RAID 0 or Not?


Sep 22, 2008
As with my current mobo, my next mobo, the Asus P5Q Pro, will have RAID, but I haven't used it. It just seemed to be one more complicated thing to have to set up and manage.

I do want to look into RAID 0 and see what the benefits and trade offs would be and have these questions:

I don't want to buy a ton of drives for RAID 5 as I want to keep my costs down and my system quiet, which means not stuffing it with a lot of heat generators. I know RAID 0 doesn't offer security, so I've been self warned. Is there much of a performance increase with RAID 0 over a non RAID HD for Photoshop and Lightroom--no gaming though? What percentage?

If I only have my OS and Apps on the RAID, and not data, would I still be gaining much?

How does RAID work with partitions? Can one partition be part of a RAID and not another?

Do the drives have to be identical hard drives in RAID 0, or just same speed and cache?
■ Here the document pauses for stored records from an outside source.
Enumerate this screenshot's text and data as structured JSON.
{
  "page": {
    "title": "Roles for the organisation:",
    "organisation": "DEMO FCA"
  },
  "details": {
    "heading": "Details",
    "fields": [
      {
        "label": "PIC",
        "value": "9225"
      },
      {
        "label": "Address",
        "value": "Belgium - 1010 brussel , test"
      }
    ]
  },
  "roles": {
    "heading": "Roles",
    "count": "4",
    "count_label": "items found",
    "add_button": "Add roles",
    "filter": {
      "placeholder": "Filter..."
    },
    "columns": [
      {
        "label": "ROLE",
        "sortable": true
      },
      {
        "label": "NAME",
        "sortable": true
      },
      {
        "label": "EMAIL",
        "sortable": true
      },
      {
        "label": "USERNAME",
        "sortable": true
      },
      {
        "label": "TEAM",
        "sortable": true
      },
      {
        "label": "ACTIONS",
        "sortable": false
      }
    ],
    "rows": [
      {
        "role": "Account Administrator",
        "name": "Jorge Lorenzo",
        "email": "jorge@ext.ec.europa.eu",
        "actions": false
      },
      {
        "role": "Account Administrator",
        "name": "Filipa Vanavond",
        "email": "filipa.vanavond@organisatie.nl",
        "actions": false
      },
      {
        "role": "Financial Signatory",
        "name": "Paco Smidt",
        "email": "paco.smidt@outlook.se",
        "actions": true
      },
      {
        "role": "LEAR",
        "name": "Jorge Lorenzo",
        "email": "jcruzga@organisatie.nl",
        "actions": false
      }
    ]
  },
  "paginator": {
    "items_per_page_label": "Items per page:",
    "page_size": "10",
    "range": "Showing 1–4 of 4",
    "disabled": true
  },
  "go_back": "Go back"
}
Can I make a drive image of a RAID 0 OS with Acronis True Image the way I do now? Currently I have 2 hdds (ok, 3 which is use for a page file). The second is a mirror of the first. Each drive has 2 partitions, 1) OS and apps, and 2) data and software. I create a drive image of the OS and store it on the second data partition, which is backed daily is backed up daily with Syncback SE. I also keep an external HD stored off site at work that I try to bring home 2x a month for data and software.
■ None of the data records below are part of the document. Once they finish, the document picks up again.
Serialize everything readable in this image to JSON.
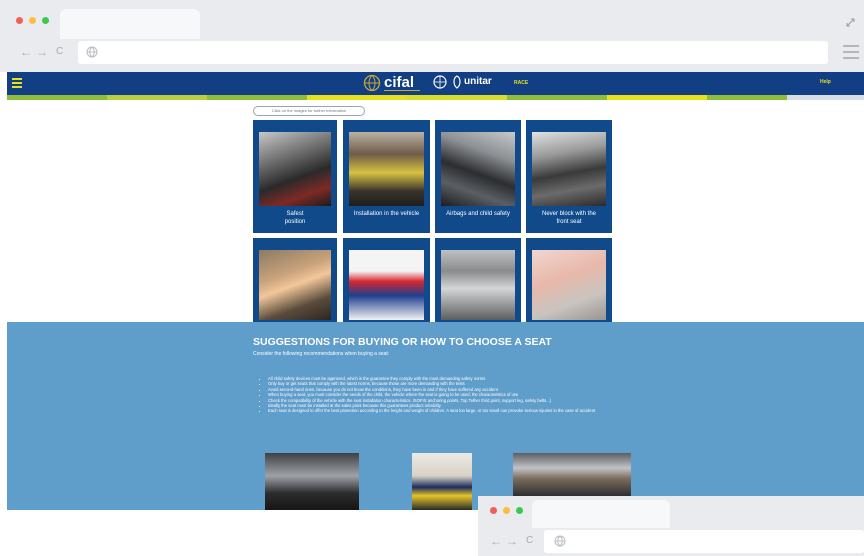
{
  "browser": {
    "nav_back": "←",
    "nav_forward": "→",
    "nav_reload": "C",
    "url": ""
  },
  "site": {
    "logo_cifal": "cifal",
    "logo_unitar": "unitar",
    "logo_race": "RACE",
    "help_label": "Help",
    "hint_label": "Click on the images for further information",
    "colors": {
      "header_blue": "#123f84",
      "accent_yellow": "#e7e01d",
      "accent_green": "#8fbd3d",
      "section_blue": "#5f9dcb",
      "card_blue": "#114a8b"
    }
  },
  "cards": [
    {
      "caption_line1": "Safest",
      "caption_line2": "position"
    },
    {
      "caption_line1": "Installation in the vehicle",
      "caption_line2": ""
    },
    {
      "caption_line1": "Airbags and child safety",
      "caption_line2": ""
    },
    {
      "caption_line1": "Never block with the",
      "caption_line2": "front seat"
    },
    {
      "caption_line1": "",
      "caption_line2": ""
    },
    {
      "caption_line1": "",
      "caption_line2": ""
    },
    {
      "caption_line1": "",
      "caption_line2": ""
    },
    {
      "caption_line1": "",
      "caption_line2": ""
    }
  ],
  "suggestions": {
    "title": "SUGGESTIONS FOR BUYING OR HOW TO CHOOSE A SEAT",
    "intro": "Consider the following recommendations when buying a seat:",
    "items": [
      "All child safety devices must be approved, which is the guarantee they comply with the most demanding safety norms",
      "Only buy or get seats that comply with the latest norms, because those are more demanding with the tests",
      "Avoid second-hand ones, because you do not know the conditions, they have been in and if they have suffered any accident",
      "When buying a seat, you must consider the needs of the child, the vehicle where the seat is going to be used, the characteristics of use",
      "Check the compatibility of the vehicle with the seat installation characteristics. ISOFIX anchoring points, Top Tether third point, support leg, safety belts...)",
      "Ideally the seat must be installed at the sales point because this guarantees product reliability",
      "Each seat is designed to offer the best protection according to the height and weight of children. A seat too large, or too small can provoke serious injuries in the case of accident"
    ]
  },
  "browser2": {
    "nav_back": "←",
    "nav_forward": "→",
    "nav_reload": "C"
  }
}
I shoot with a Nikon D200 and have a P4 3.0 2 GB RAM. Maybe just the upgrade to a quad core and more RAM would be enough?

Thoughts? Suggestions?




May 6, 2008
RAID 0 = mb/s (n x media rate per disk); same goes for random reads (typical access)

you can test the media rate of one disk with HDTack or HDTune and then multiply that for the best ever possible performance, but I would not expect it in reality to be quite as high but close enough as you will be using onboard RAID.

R5 require 3 drives minimum so keep that in mind, R10 requires 4 but is faster than R5 as it doesnt have to calculate parity and with onboard RAID, R5 is awful, perhaps the same for R10.

You can partition your raid however you like, to the computer a RAID is no different than a single disk, and thats the whole point.

You should always use identical drives and firmware.

I dont use acronis so I could not answer those questions.